The "Kind" property of the "Application" is another frequently utilized feature. It reveals whether the current application is running within the LabVIEW development environment, an embedded system environment, or has been compiled into a standalone executable. Depending on the development and runtime environment, the program may require specific adjustments.

In the LabVIEW development environment, the application in question is LabVIEW itself. This allows for the use of "Invoke Nodes" within our programs to execute various LabVIEW functions, such as saving all open VIs, among others.

Application properties and methods

Working with VI Properties and Methods

To access the properties of a VI, drag a generic "Property Node" from the function palette onto the VI's block diagram. You can then change its class object via the right-click context menu:

Displaying VI properties in a Property Node

If you aim to modify the properties of the VI, set the property node's associated class to "VI". When no reference input is provided, the property node's settings apply directly to the VI where it's located. For instance, the following program changes the title of the VI it is part of:

Changing VI Title

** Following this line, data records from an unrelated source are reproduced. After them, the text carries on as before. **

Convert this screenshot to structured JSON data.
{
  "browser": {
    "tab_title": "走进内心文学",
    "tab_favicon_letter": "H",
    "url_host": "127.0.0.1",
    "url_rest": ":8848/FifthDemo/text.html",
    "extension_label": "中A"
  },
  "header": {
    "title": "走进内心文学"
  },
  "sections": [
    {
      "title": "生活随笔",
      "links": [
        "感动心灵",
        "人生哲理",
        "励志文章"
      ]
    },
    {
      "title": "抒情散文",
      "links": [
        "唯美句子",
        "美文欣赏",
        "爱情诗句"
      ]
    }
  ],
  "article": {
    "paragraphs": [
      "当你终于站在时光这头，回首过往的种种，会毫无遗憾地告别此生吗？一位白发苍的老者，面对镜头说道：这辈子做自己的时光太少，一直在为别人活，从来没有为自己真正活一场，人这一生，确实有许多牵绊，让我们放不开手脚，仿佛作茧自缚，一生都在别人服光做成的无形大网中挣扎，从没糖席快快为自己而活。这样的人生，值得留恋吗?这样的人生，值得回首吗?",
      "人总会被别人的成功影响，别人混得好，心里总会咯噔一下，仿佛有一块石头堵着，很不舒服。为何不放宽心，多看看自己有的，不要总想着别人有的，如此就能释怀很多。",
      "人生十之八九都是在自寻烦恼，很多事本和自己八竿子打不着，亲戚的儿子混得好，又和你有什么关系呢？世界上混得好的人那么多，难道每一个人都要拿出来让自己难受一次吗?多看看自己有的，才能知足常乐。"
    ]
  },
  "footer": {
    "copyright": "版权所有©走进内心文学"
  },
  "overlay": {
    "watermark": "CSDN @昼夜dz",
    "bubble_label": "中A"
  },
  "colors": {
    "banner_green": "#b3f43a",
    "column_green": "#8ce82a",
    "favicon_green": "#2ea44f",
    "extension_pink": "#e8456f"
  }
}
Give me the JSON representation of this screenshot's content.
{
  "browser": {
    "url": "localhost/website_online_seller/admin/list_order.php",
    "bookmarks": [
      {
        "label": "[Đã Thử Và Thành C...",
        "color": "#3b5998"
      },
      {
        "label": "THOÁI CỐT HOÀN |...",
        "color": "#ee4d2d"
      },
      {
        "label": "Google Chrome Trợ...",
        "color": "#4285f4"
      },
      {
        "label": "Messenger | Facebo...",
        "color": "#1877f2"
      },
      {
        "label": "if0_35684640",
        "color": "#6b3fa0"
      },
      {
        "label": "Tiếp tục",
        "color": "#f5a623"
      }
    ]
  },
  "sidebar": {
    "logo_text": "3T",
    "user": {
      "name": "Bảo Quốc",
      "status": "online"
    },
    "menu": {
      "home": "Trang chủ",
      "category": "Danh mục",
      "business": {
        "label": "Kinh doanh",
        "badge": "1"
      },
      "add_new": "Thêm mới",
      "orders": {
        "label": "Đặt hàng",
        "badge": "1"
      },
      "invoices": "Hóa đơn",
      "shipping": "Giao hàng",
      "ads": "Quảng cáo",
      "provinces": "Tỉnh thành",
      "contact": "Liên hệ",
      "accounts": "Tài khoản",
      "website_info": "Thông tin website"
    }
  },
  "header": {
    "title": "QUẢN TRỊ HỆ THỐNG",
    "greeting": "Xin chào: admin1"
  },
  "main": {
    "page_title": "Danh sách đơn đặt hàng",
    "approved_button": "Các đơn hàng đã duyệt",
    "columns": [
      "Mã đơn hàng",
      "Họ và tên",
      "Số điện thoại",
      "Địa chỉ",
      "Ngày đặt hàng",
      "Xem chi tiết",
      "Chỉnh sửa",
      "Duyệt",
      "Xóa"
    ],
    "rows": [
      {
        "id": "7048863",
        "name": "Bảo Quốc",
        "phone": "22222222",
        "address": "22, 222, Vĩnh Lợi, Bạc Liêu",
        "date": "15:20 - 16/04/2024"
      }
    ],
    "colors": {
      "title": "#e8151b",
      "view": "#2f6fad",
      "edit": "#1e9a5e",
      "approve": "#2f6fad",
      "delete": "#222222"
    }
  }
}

To alter the properties of a different VI, you must supply a reference to that VI into the property node. VI references can be obtained in two main ways: statically and dynamically.

  • Static Approach: Utilize the "Programming -> Application Control -> Static VI Reference" node. Place this node on your block diagram, double-click its icon, or select "Browse Path..." from its right-click menu to launch a dialog where you can choose a VI. This node then outputs a reference to the selected VI. This method is termed "static" because the reference is fixed at the time of programming:

Getting a VI reference statically

  • Dynamic Approach: If the decision about which VI to manipulate is made during runtime, the "Programming -> Application Control -> Open VI Reference" function is used to obtain a VI reference. By passing the VI's path to the "Open VI Reference" function, it returns a reference to that VI:

Getting a VI reference dynamically

Common information related to VIs, such as their type, path, name, modification history, and the memory usage of different VI components, are accessible through corresponding properties. Likewise, invoke nodes can be employed to execute VI-related methods, among which the "Run VI" method is notably common for initiating VI execution. This will be elaborated upon in the section titled "Loading and Running Sub VIs".

It's crucial to understand that properties and methods associated with the user interface are, in fact, directed towards the VI's front panel. For example, adjusting the size and position of the user interface essentially means modifying the front panel's size and position. Despite this, such properties and methods are not classified under a "Front Panel" object class but are instead grouped under the "VI" object category. There's an extensive range of VI properties, and you'll find a series of properties concerning the "Front Panel Window", where all adjustments to the front panel can be managed:

Front Panel Window Properties

The following program demonstrates setting the position and size of the user interface, i.e., the VI's front panel. It then captures an image of the user interface using the "Get Image" method, displaying this captured image within the program's interface:

Front Panel Window Properties and Methods

The front panel, once the program is executed, looks like an infinitely nested mirror image:

Front Panel Post-Execution

The "Get Image" method for VIs and controls is particularly useful when generating reports. After plotting the desired data curves on the program interface, this method allows for the direct capture and inclusion of the interface image into reports.

There's a "Front Panel" property within the VI object category that returns a reference to the current VI's front panel. By passing this reference to property and invoke nodes, you gain access to the genuine properties and methods of the "Front Panel" object category. These are advanced features, only applicable to VIs in their editing state. Their applications will be discussed in more detail in later chapters of the guide.